The peculiar thing about this "natural observatory", situated some 412 metres above sea level, is that it lies within what used to be the natural crater of the volcano at Montaña de Arucas. It is a pyroclastic cone approximately 300,000 years old, which used to have a shallow round crater at the top.This was filled in during the 1950s to make a beautiful viewpoint and restaurant. It was Manuel Fraga Iribarne, the Minister for Tourism during the Franco dictatorship, who proposed to the Marquesses of Arucas, the owers of the land, that they turn La Montaña into a tourist site, thereby avoiding its expropriation.
Since pre-historic times there has always been human presence at Montaña de Arucas. The pre-hispanic townsfolk called it “Arehucas” (according to the Chronicles of the Canary Conquest), which is loosely translated as “the place of the crest or the plait”, in allusion to the mountain itself. The first settlements date from as far back as 4th century AD, and were spread around the southern, southwestern and southeastern slopes of the mountain. The homes of these ancient Arucas dwellers were natural caves, artificial caves and houses made out of dry stone.
The Town Hall at Arucas approved the installation of the present day cross. This is made out of blue Arucas stone, and was donated by several local quarry firms, replacing the previous wooden cross which had originally been installed on 31st December 1899 over the stone base which still survives today. The wooden cross was sadly destroyed by the Delta Tropical Storm which hit the island in November 2005.
The mountain has four stone viewpoints, facing out over each of the four points of the compass.
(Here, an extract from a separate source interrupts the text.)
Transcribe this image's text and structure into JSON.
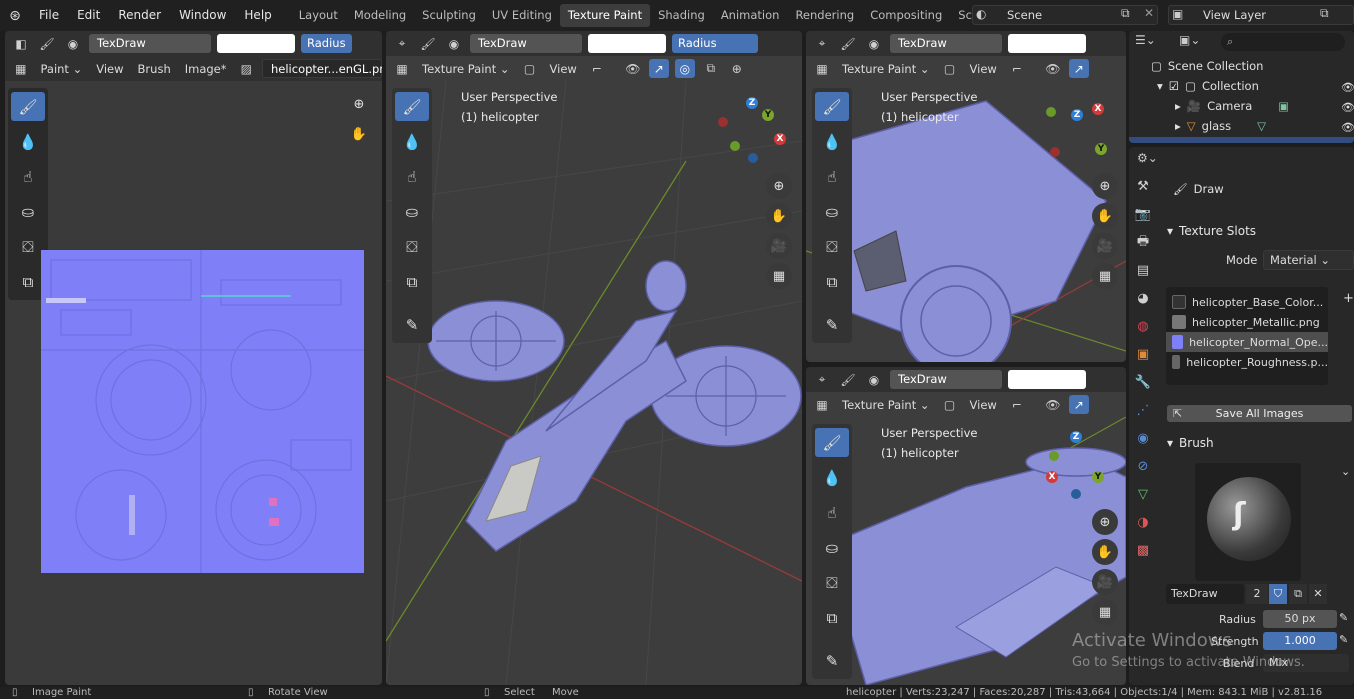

Feel free to move around the rest of the viewpoints and enjoy.